Informal communication facilitates a collaborative environment, letting all involved in the communications process have a chance of voicing their opinions. Informal communication takes place in offices, homes and social settings every day. It can involve anywhere from two people to a large group and may occur naturally or be called upon as a negotiation tactic by professionals to settle disputes.
Informal communication essentially acts as a democratic system on a small scale. Among individuals engaged in informal communications, power is shared equally among participants, and there is very rarely a central figure, such as a boss, who leads and dictates conversation. Informal communication lets the process of discussion take a natural course, without having to adhere to strict time deadlines or follow a predetermined pattern of speakers. Informal communication is used as a dispute resolution tactic in the legal field, where it serves as an effective method, in terms of finance and times, to give disputing parties a chance to sit down and attempt to find a mutually satisfactory agreement without having to settle their arguments in court.
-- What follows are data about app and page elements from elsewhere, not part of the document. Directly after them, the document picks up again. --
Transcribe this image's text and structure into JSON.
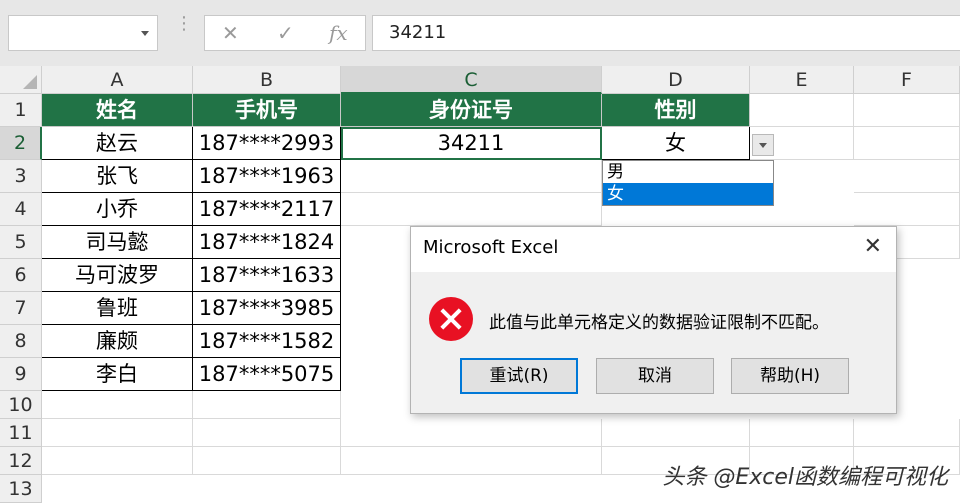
{
  "formula_bar": {
    "value": "34211",
    "cancel_icon": "✕",
    "enter_icon": "✓",
    "fx_label": "fx"
  },
  "columns": [
    "A",
    "B",
    "C",
    "D",
    "E",
    "F"
  ],
  "rows": [
    "1",
    "2",
    "3",
    "4",
    "5",
    "6",
    "7",
    "8",
    "9",
    "10",
    "11",
    "12",
    "13"
  ],
  "headers": {
    "name": "姓名",
    "phone": "手机号",
    "id": "身份证号",
    "gender": "性别"
  },
  "data": [
    {
      "name": "赵云",
      "phone": "187****2993",
      "id": "34211",
      "gender": "女"
    },
    {
      "name": "张飞",
      "phone": "187****1963"
    },
    {
      "name": "小乔",
      "phone": "187****2117"
    },
    {
      "name": "司马懿",
      "phone": "187****1824"
    },
    {
      "name": "马可波罗",
      "phone": "187****1633"
    },
    {
      "name": "鲁班",
      "phone": "187****3985"
    },
    {
      "name": "廉颇",
      "phone": "187****1582"
    },
    {
      "name": "李白",
      "phone": "187****5075"
    }
  ],
  "dropdown": {
    "options": [
      "男",
      "女"
    ],
    "selected": "女"
  },
  "dialog": {
    "title": "Microsoft Excel",
    "message": "此值与此单元格定义的数据验证限制不匹配。",
    "buttons": {
      "retry": "重试(R)",
      "cancel": "取消",
      "help": "帮助(H)"
    }
  },
  "watermark": "头条 @Excel函数编程可视化",
  "colors": {
    "header_green": "#217346",
    "error_red": "#e81123",
    "selection_blue": "#0078d7"
  }
}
Informal communication lets communicants learn from each other and stimulates natural discussion without timetables, spreadsheets, notepads and other formal, and sometimes intimidating, communications tools.